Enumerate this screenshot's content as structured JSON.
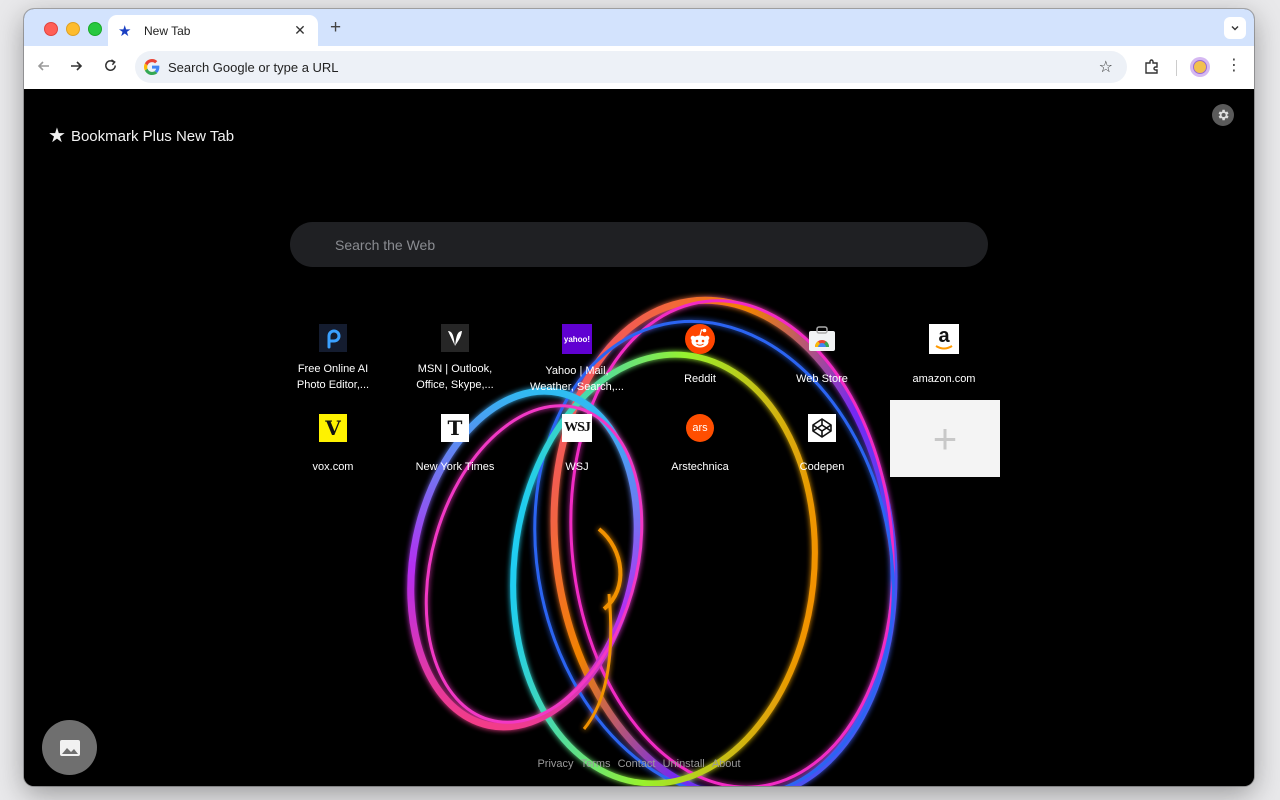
{
  "browser": {
    "tab": {
      "title": "New Tab"
    },
    "omnibox": {
      "placeholder": "Search Google or type a URL"
    }
  },
  "page": {
    "brand": "Bookmark Plus New Tab",
    "search": {
      "placeholder": "Search the Web"
    },
    "shortcuts": [
      {
        "name": "pixlr",
        "label": "Free Online AI Photo Editor,..."
      },
      {
        "name": "msn",
        "label": "MSN | Outlook, Office, Skype,..."
      },
      {
        "name": "yahoo",
        "label": "Yahoo | Mail, Weather, Search,..."
      },
      {
        "name": "reddit",
        "label": "Reddit"
      },
      {
        "name": "web-store",
        "label": "Web Store"
      },
      {
        "name": "amazon",
        "label": "amazon.com"
      },
      {
        "name": "vox",
        "label": "vox.com"
      },
      {
        "name": "nytimes",
        "label": "New York Times"
      },
      {
        "name": "wsj",
        "label": "WSJ"
      },
      {
        "name": "arstechnica",
        "label": "Arstechnica"
      },
      {
        "name": "codepen",
        "label": "Codepen"
      }
    ],
    "icon_text": {
      "yahoo": "yahoo!",
      "vox": "V",
      "nytimes": "T",
      "wsj": "WSJ",
      "ars": "ars",
      "amazon": "a"
    },
    "footer": [
      "Privacy",
      "Terms",
      "Contact",
      "Uninstall",
      "About"
    ]
  }
}
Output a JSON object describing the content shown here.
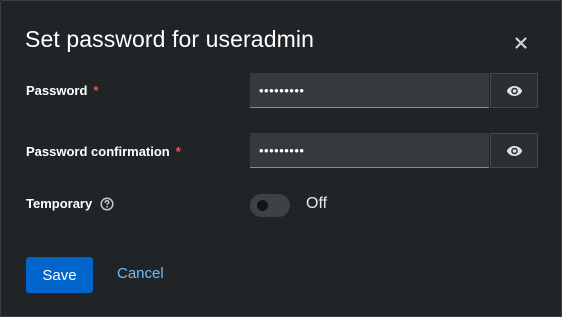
{
  "modal": {
    "title": "Set password for useradmin",
    "close_icon": "close-icon"
  },
  "form": {
    "password": {
      "label": "Password",
      "required_marker": "*",
      "value": "•••••••••",
      "toggle_icon": "eye-icon"
    },
    "password_confirmation": {
      "label": "Password confirmation",
      "required_marker": "*",
      "value": "•••••••••",
      "toggle_icon": "eye-icon"
    },
    "temporary": {
      "label": "Temporary",
      "help_icon": "question-circle-icon",
      "state_text": "Off",
      "checked": false
    }
  },
  "actions": {
    "save_label": "Save",
    "cancel_label": "Cancel"
  },
  "colors": {
    "primary": "#0066cc",
    "link": "#73bcf7",
    "required": "#f0544f",
    "background": "#212427"
  }
}
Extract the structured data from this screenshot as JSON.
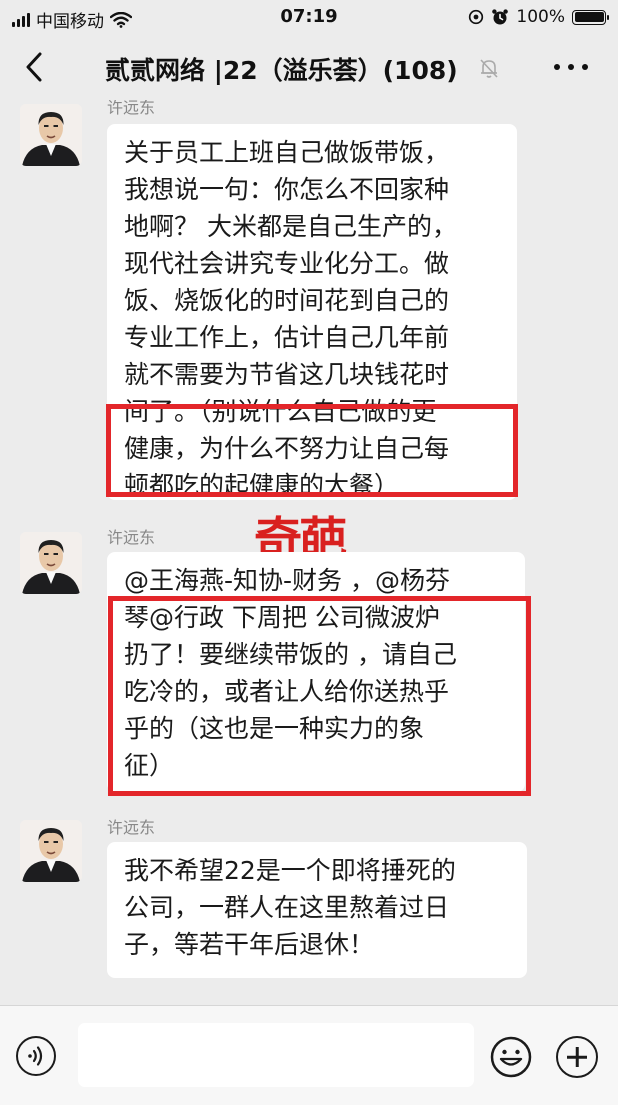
{
  "status_bar": {
    "carrier": "中国移动",
    "time": "07:19",
    "battery": "100%",
    "battery_level": 1.0,
    "icons": [
      "signal-icon",
      "wifi-icon",
      "location-icon",
      "alarm-icon",
      "battery-icon"
    ]
  },
  "nav": {
    "title": "贰贰网络 |22（溢乐荟）(108)",
    "back_icon": "chevron-left-icon",
    "mute_icon": "bell-muted-icon",
    "more_icon": "more-dots-icon"
  },
  "messages": [
    {
      "sender": "许远东",
      "lines": [
        "关于员工上班自己做饭带饭，",
        "我想说一句：你怎么不回家种",
        "地啊？ 大米都是自己生产的，",
        "现代社会讲究专业化分工。做",
        "饭、烧饭化的时间花到自己的",
        "专业工作上，估计自己几年前",
        "就不需要为节省这几块钱花时",
        "间了。（别说什么自己做的更",
        "健康，为什么不努力让自己每",
        "顿都吃的起健康的大餐）"
      ]
    },
    {
      "sender": "许远东",
      "lines": [
        "@王海燕-知协-财务 ，@杨芬",
        "琴@行政  下周把 公司微波炉",
        "扔了！要继续带饭的 ，请自己",
        "吃冷的，或者让人给你送热乎",
        "乎的（这也是一种实力的象",
        "征）"
      ]
    },
    {
      "sender": "许远东",
      "lines": [
        "我不希望22是一个即将捶死的",
        "公司，一群人在这里熬着过日",
        "子，等若干年后退休！"
      ]
    }
  ],
  "watermark": "奇葩",
  "highlight_color": "#e3262a",
  "input_bar": {
    "placeholder": "",
    "voice_icon": "voice-icon",
    "emoji_icon": "emoji-icon",
    "plus_icon": "plus-icon"
  }
}
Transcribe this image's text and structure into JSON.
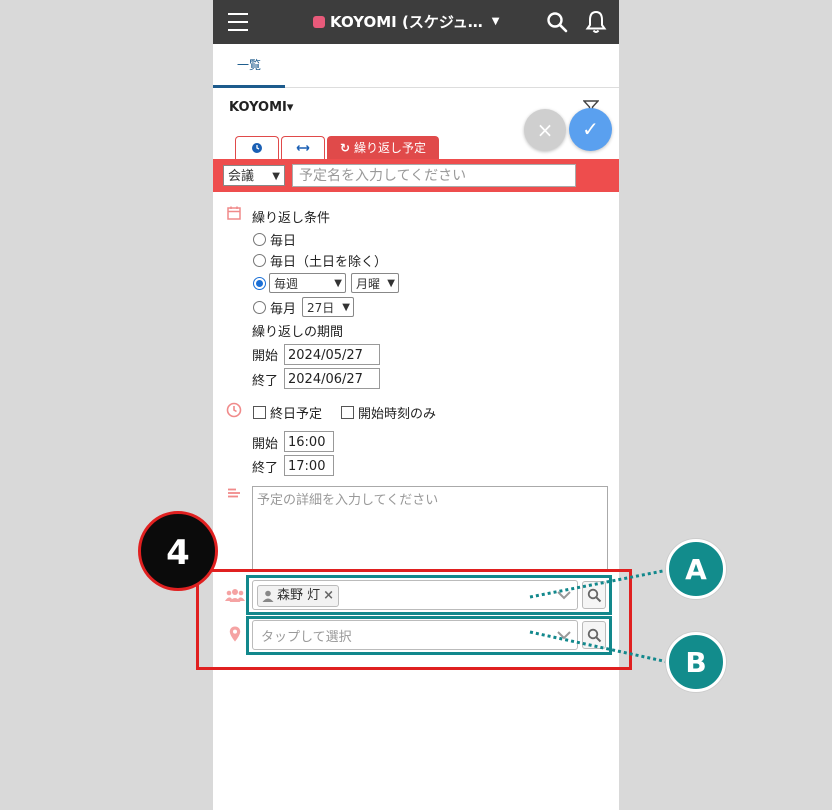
{
  "topbar": {
    "app_title": "KOYOMI (スケジュ…",
    "caret": "▼"
  },
  "tabs": [
    {
      "label": "一覧"
    }
  ],
  "koyomi": {
    "name": "KOYOMI▾"
  },
  "fab": {
    "close": "×",
    "confirm": "✓"
  },
  "subtabs": {
    "repeat_label": "繰り返し予定"
  },
  "event": {
    "type_value": "会議",
    "title_placeholder": "予定名を入力してください"
  },
  "repeat": {
    "heading": "繰り返し条件",
    "option_daily": "毎日",
    "option_weekdays": "毎日（土日を除く）",
    "weekly_select": "毎週",
    "weekday_select": "月曜",
    "option_monthly": "毎月",
    "monthly_day": "27日",
    "period_heading": "繰り返しの期間",
    "start_label": "開始",
    "start_date": "2024/05/27",
    "end_label": "終了",
    "end_date": "2024/06/27"
  },
  "time": {
    "all_day": "終日予定",
    "start_only": "開始時刻のみ",
    "start_label": "開始",
    "start_time": "16:00",
    "end_label": "終了",
    "end_time": "17:00"
  },
  "detail": {
    "placeholder": "予定の詳細を入力してください"
  },
  "participants": {
    "chip": "森野 灯"
  },
  "facility": {
    "placeholder": "タップして選択"
  },
  "annotations": {
    "step": "4",
    "label_a": "A",
    "label_b": "B"
  },
  "colors": {
    "accent_red": "#ee4d4d",
    "teal": "#12888c",
    "topbar": "#3d3d3d",
    "primary_blue": "#5aa0ef"
  }
}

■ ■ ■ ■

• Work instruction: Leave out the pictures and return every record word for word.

• Answer below:
Enumerate this screenshot's content as structured JSON.
{
  "browser": {
    "tab": {
      "title": "New Tab"
    },
    "omnibox": {
      "placeholder": "Search Google or type a URL"
    }
  },
  "page": {
    "brand": "Bookmark Plus New Tab",
    "search": {
      "placeholder": "Search the Web"
    },
    "shortcuts": [
      {
        "name": "pixlr",
        "label": "Free Online AI Photo Editor,..."
      },
      {
        "name": "msn",
        "label": "MSN | Outlook, Office, Skype,..."
      },
      {
        "name": "yahoo",
        "label": "Yahoo | Mail, Weather, Search,..."
      },
      {
        "name": "reddit",
        "label": "Reddit"
      },
      {
        "name": "web-store",
        "label": "Web Store"
      },
      {
        "name": "amazon",
        "label": "amazon.com"
      },
      {
        "name": "vox",
        "label": "vox.com"
      },
      {
        "name": "nytimes",
        "label": "New York Times"
      },
      {
        "name": "wsj",
        "label": "WSJ"
      },
      {
        "name": "arstechnica",
        "label": "Arstechnica"
      },
      {
        "name": "codepen",
        "label": "Codepen"
      }
    ],
    "icon_text": {
      "yahoo": "yahoo!",
      "vox": "V",
      "nytimes": "T",
      "wsj": "WSJ",
      "ars": "ars",
      "amazon": "a"
    },
    "footer": [
      "Privacy",
      "Terms",
      "Contact",
      "Uninstall",
      "About"
    ]
  }
}
Output a JSON object describing the content shown here.
{
  "modal": {
    "title": "Set password for useradmin",
    "close_icon": "close-icon"
  },
  "form": {
    "password": {
      "label": "Password",
      "required_marker": "*",
      "value": "•••••••••",
      "toggle_icon": "eye-icon"
    },
    "password_confirmation": {
      "label": "Password confirmation",
      "required_marker": "*",
      "value": "•••••••••",
      "toggle_icon": "eye-icon"
    },
    "temporary": {
      "label": "Temporary",
      "help_icon": "question-circle-icon",
      "state_text": "Off",
      "checked": false
    }
  },
  "actions": {
    "save_label": "Save",
    "cancel_label": "Cancel"
  },
  "colors": {
    "primary": "#0066cc",
    "link": "#73bcf7",
    "required": "#f0544f",
    "background": "#212427"
  }
}
Extract the structured data from this screenshot as JSON.
{
  "status_bar": {
    "carrier": "中国移动",
    "time": "07:19",
    "battery": "100%",
    "battery_level": 1.0,
    "icons": [
      "signal-icon",
      "wifi-icon",
      "location-icon",
      "alarm-icon",
      "battery-icon"
    ]
  },
  "nav": {
    "title": "贰贰网络 |22（溢乐荟）(108)",
    "back_icon": "chevron-left-icon",
    "mute_icon": "bell-muted-icon",
    "more_icon": "more-dots-icon"
  },
  "messages": [
    {
      "sender": "许远东",
      "lines": [
        "关于员工上班自己做饭带饭，",
        "我想说一句：你怎么不回家种",
        "地啊？ 大米都是自己生产的，",
        "现代社会讲究专业化分工。做",
        "饭、烧饭化的时间花到自己的",
        "专业工作上，估计自己几年前",
        "就不需要为节省这几块钱花时",
        "间了。（别说什么自己做的更",
        "健康，为什么不努力让自己每",
        "顿都吃的起健康的大餐）"
      ]
    },
    {
      "sender": "许远东",
      "lines": [
        "@王海燕-知协-财务 ，@杨芬",
        "琴@行政  下周把 公司微波炉",
        "扔了！要继续带饭的 ，请自己",
        "吃冷的，或者让人给你送热乎",
        "乎的（这也是一种实力的象",
        "征）"
      ]
    },
    {
      "sender": "许远东",
      "lines": [
        "我不希望22是一个即将捶死的",
        "公司，一群人在这里熬着过日",
        "子，等若干年后退休！"
      ]
    }
  ],
  "watermark": "奇葩",
  "highlight_color": "#e3262a",
  "input_bar": {
    "placeholder": "",
    "voice_icon": "voice-icon",
    "emoji_icon": "emoji-icon",
    "plus_icon": "plus-icon"
  }
}
Transcribe this image's text and structure into JSON.
{
  "topbar": {
    "app_title": "KOYOMI (スケジュ…",
    "caret": "▼"
  },
  "tabs": [
    {
      "label": "一覧"
    }
  ],
  "koyomi": {
    "name": "KOYOMI▾"
  },
  "fab": {
    "close": "×",
    "confirm": "✓"
  },
  "subtabs": {
    "repeat_label": "繰り返し予定"
  },
  "event": {
    "type_value": "会議",
    "title_placeholder": "予定名を入力してください"
  },
  "repeat": {
    "heading": "繰り返し条件",
    "option_daily": "毎日",
    "option_weekdays": "毎日（土日を除く）",
    "weekly_select": "毎週",
    "weekday_select": "月曜",
    "option_monthly": "毎月",
    "monthly_day": "27日",
    "period_heading": "繰り返しの期間",
    "start_label": "開始",
    "start_date": "2024/05/27",
    "end_label": "終了",
    "end_date": "2024/06/27"
  },
  "time": {
    "all_day": "終日予定",
    "start_only": "開始時刻のみ",
    "start_label": "開始",
    "start_time": "16:00",
    "end_label": "終了",
    "end_time": "17:00"
  },
  "detail": {
    "placeholder": "予定の詳細を入力してください"
  },
  "participants": {
    "chip": "森野 灯"
  },
  "facility": {
    "placeholder": "タップして選択"
  },
  "annotations": {
    "step": "4",
    "label_a": "A",
    "label_b": "B"
  },
  "colors": {
    "accent_red": "#ee4d4d",
    "teal": "#12888c",
    "topbar": "#3d3d3d",
    "primary_blue": "#5aa0ef"
  }
}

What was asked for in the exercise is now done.